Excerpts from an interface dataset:
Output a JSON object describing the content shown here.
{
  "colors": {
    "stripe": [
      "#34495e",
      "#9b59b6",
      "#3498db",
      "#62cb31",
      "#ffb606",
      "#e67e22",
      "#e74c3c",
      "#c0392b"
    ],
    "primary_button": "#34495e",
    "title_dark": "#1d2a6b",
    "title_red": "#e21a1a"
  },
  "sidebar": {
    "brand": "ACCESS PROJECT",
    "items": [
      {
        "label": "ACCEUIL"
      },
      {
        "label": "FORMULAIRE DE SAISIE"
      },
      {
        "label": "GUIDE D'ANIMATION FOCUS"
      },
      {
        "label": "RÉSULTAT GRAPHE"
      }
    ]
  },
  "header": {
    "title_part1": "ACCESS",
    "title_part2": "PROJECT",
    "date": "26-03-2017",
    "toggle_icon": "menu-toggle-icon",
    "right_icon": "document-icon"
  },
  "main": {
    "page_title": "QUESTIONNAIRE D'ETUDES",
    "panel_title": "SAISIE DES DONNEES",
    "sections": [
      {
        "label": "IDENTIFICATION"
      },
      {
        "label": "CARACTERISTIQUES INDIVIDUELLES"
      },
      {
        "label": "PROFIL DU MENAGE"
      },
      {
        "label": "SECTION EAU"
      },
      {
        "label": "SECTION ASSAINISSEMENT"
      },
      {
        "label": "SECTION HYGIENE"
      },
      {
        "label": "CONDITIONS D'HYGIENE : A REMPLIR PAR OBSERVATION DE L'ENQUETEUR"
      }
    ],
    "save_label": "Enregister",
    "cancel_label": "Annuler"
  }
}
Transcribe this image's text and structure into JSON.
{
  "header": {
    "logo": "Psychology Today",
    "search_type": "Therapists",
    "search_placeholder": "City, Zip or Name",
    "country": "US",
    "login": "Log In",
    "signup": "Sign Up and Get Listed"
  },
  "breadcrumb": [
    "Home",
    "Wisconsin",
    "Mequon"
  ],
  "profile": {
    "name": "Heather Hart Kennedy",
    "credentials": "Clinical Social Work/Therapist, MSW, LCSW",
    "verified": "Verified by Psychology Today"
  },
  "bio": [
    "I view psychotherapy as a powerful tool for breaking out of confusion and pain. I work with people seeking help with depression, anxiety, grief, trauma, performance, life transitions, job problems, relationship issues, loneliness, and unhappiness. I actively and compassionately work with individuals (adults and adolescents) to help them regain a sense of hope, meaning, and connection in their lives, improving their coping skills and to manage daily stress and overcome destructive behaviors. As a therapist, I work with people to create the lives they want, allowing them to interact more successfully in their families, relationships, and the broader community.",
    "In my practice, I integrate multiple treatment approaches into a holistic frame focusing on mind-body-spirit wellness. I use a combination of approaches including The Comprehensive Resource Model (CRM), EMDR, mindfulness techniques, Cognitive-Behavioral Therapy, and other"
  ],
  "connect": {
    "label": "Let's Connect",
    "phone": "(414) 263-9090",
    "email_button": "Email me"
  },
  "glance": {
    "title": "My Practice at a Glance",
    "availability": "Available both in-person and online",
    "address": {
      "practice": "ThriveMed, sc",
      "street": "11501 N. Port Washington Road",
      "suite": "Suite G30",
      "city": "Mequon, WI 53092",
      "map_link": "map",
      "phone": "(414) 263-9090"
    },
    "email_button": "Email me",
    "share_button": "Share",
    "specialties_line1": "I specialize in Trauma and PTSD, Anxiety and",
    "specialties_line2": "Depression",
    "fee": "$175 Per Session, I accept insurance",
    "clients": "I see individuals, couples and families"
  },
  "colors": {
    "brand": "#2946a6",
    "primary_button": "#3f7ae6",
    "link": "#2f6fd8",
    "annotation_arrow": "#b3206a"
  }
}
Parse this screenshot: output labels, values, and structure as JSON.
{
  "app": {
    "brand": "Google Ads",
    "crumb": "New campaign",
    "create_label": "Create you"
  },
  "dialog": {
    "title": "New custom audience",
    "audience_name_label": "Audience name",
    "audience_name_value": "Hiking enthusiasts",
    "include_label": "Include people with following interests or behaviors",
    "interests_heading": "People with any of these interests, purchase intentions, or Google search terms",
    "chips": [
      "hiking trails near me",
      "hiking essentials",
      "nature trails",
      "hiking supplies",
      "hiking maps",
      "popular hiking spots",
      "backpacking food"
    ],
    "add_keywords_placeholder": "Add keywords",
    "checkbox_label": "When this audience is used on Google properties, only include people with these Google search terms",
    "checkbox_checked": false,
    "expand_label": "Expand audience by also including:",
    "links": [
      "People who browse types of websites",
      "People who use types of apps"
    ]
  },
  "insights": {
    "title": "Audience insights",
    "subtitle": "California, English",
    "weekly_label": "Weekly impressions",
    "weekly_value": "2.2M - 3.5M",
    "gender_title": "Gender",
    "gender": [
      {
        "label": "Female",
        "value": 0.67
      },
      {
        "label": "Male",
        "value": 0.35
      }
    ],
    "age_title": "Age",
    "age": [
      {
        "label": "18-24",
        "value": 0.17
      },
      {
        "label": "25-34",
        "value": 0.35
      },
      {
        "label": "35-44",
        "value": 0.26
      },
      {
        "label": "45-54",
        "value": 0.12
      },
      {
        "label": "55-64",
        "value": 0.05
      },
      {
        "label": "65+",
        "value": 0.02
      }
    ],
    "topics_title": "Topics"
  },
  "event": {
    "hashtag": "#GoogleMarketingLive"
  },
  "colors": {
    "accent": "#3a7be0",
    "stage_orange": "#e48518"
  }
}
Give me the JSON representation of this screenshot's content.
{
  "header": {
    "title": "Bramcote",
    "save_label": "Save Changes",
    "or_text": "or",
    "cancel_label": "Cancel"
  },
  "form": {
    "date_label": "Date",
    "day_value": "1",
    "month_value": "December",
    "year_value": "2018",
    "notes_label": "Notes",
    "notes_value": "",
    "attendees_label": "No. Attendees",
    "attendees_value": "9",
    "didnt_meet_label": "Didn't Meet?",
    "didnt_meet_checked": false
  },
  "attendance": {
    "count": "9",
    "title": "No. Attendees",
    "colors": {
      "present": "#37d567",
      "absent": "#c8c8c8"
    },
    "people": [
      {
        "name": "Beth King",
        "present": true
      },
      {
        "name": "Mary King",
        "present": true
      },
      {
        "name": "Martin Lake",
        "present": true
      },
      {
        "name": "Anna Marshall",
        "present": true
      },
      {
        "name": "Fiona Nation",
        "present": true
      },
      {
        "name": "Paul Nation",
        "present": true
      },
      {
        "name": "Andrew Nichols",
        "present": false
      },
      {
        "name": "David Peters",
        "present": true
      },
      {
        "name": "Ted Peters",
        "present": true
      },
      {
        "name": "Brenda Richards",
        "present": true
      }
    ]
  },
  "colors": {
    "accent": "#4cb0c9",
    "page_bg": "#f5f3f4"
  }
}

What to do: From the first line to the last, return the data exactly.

Response to this exercise:
Output a JSON object describing the content shown here.
{
  "colors": {
    "stripe": [
      "#34495e",
      "#9b59b6",
      "#3498db",
      "#62cb31",
      "#ffb606",
      "#e67e22",
      "#e74c3c",
      "#c0392b"
    ],
    "primary_button": "#34495e",
    "title_dark": "#1d2a6b",
    "title_red": "#e21a1a"
  },
  "sidebar": {
    "brand": "ACCESS PROJECT",
    "items": [
      {
        "label": "ACCEUIL"
      },
      {
        "label": "FORMULAIRE DE SAISIE"
      },
      {
        "label": "GUIDE D'ANIMATION FOCUS"
      },
      {
        "label": "RÉSULTAT GRAPHE"
      }
    ]
  },
  "header": {
    "title_part1": "ACCESS",
    "title_part2": "PROJECT",
    "date": "26-03-2017",
    "toggle_icon": "menu-toggle-icon",
    "right_icon": "document-icon"
  },
  "main": {
    "page_title": "QUESTIONNAIRE D'ETUDES",
    "panel_title": "SAISIE DES DONNEES",
    "sections": [
      {
        "label": "IDENTIFICATION"
      },
      {
        "label": "CARACTERISTIQUES INDIVIDUELLES"
      },
      {
        "label": "PROFIL DU MENAGE"
      },
      {
        "label": "SECTION EAU"
      },
      {
        "label": "SECTION ASSAINISSEMENT"
      },
      {
        "label": "SECTION HYGIENE"
      },
      {
        "label": "CONDITIONS D'HYGIENE : A REMPLIR PAR OBSERVATION DE L'ENQUETEUR"
      }
    ],
    "save_label": "Enregister",
    "cancel_label": "Annuler"
  }
}
Transcribe this image's text and structure into JSON.
{
  "header": {
    "logo": "Psychology Today",
    "search_type": "Therapists",
    "search_placeholder": "City, Zip or Name",
    "country": "US",
    "login": "Log In",
    "signup": "Sign Up and Get Listed"
  },
  "breadcrumb": [
    "Home",
    "Wisconsin",
    "Mequon"
  ],
  "profile": {
    "name": "Heather Hart Kennedy",
    "credentials": "Clinical Social Work/Therapist, MSW, LCSW",
    "verified": "Verified by Psychology Today"
  },
  "bio": [
    "I view psychotherapy as a powerful tool for breaking out of confusion and pain. I work with people seeking help with depression, anxiety, grief, trauma, performance, life transitions, job problems, relationship issues, loneliness, and unhappiness. I actively and compassionately work with individuals (adults and adolescents) to help them regain a sense of hope, meaning, and connection in their lives, improving their coping skills and to manage daily stress and overcome destructive behaviors. As a therapist, I work with people to create the lives they want, allowing them to interact more successfully in their families, relationships, and the broader community.",
    "In my practice, I integrate multiple treatment approaches into a holistic frame focusing on mind-body-spirit wellness. I use a combination of approaches including The Comprehensive Resource Model (CRM), EMDR, mindfulness techniques, Cognitive-Behavioral Therapy, and other"
  ],
  "connect": {
    "label": "Let's Connect",
    "phone": "(414) 263-9090",
    "email_button": "Email me"
  },
  "glance": {
    "title": "My Practice at a Glance",
    "availability": "Available both in-person and online",
    "address": {
      "practice": "ThriveMed, sc",
      "street": "11501 N. Port Washington Road",
      "suite": "Suite G30",
      "city": "Mequon, WI 53092",
      "map_link": "map",
      "phone": "(414) 263-9090"
    },
    "email_button": "Email me",
    "share_button": "Share",
    "specialties_line1": "I specialize in Trauma and PTSD, Anxiety and",
    "specialties_line2": "Depression",
    "fee": "$175 Per Session, I accept insurance",
    "clients": "I see individuals, couples and families"
  },
  "colors": {
    "brand": "#2946a6",
    "primary_button": "#3f7ae6",
    "link": "#2f6fd8",
    "annotation_arrow": "#b3206a"
  }
}
Parse this screenshot: output labels, values, and structure as JSON.
{
  "app": {
    "brand": "Google Ads",
    "crumb": "New campaign",
    "create_label": "Create you"
  },
  "dialog": {
    "title": "New custom audience",
    "audience_name_label": "Audience name",
    "audience_name_value": "Hiking enthusiasts",
    "include_label": "Include people with following interests or behaviors",
    "interests_heading": "People with any of these interests, purchase intentions, or Google search terms",
    "chips": [
      "hiking trails near me",
      "hiking essentials",
      "nature trails",
      "hiking supplies",
      "hiking maps",
      "popular hiking spots",
      "backpacking food"
    ],
    "add_keywords_placeholder": "Add keywords",
    "checkbox_label": "When this audience is used on Google properties, only include people with these Google search terms",
    "checkbox_checked": false,
    "expand_label": "Expand audience by also including:",
    "links": [
      "People who browse types of websites",
      "People who use types of apps"
    ]
  },
  "insights": {
    "title": "Audience insights",
    "subtitle": "California, English",
    "weekly_label": "Weekly impressions",
    "weekly_value": "2.2M - 3.5M",
    "gender_title": "Gender",
    "gender": [
      {
        "label": "Female",
        "value": 0.67
      },
      {
        "label": "Male",
        "value": 0.35
      }
    ],
    "age_title": "Age",
    "age": [
      {
        "label": "18-24",
        "value": 0.17
      },
      {
        "label": "25-34",
        "value": 0.35
      },
      {
        "label": "35-44",
        "value": 0.26
      },
      {
        "label": "45-54",
        "value": 0.12
      },
      {
        "label": "55-64",
        "value": 0.05
      },
      {
        "label": "65+",
        "value": 0.02
      }
    ],
    "topics_title": "Topics"
  },
  "event": {
    "hashtag": "#GoogleMarketingLive"
  },
  "colors": {
    "accent": "#3a7be0",
    "stage_orange": "#e48518"
  }
}
Give me the JSON representation of this screenshot's content.
{
  "header": {
    "title": "Bramcote",
    "save_label": "Save Changes",
    "or_text": "or",
    "cancel_label": "Cancel"
  },
  "form": {
    "date_label": "Date",
    "day_value": "1",
    "month_value": "December",
    "year_value": "2018",
    "notes_label": "Notes",
    "notes_value": "",
    "attendees_label": "No. Attendees",
    "attendees_value": "9",
    "didnt_meet_label": "Didn't Meet?",
    "didnt_meet_checked": false
  },
  "attendance": {
    "count": "9",
    "title": "No. Attendees",
    "colors": {
      "present": "#37d567",
      "absent": "#c8c8c8"
    },
    "people": [
      {
        "name": "Beth King",
        "present": true
      },
      {
        "name": "Mary King",
        "present": true
      },
      {
        "name": "Martin Lake",
        "present": true
      },
      {
        "name": "Anna Marshall",
        "present": true
      },
      {
        "name": "Fiona Nation",
        "present": true
      },
      {
        "name": "Paul Nation",
        "present": true
      },
      {
        "name": "Andrew Nichols",
        "present": false
      },
      {
        "name": "David Peters",
        "present": true
      },
      {
        "name": "Ted Peters",
        "present": true
      },
      {
        "name": "Brenda Richards",
        "present": true
      }
    ]
  },
  "colors": {
    "accent": "#4cb0c9",
    "page_bg": "#f5f3f4"
  }
}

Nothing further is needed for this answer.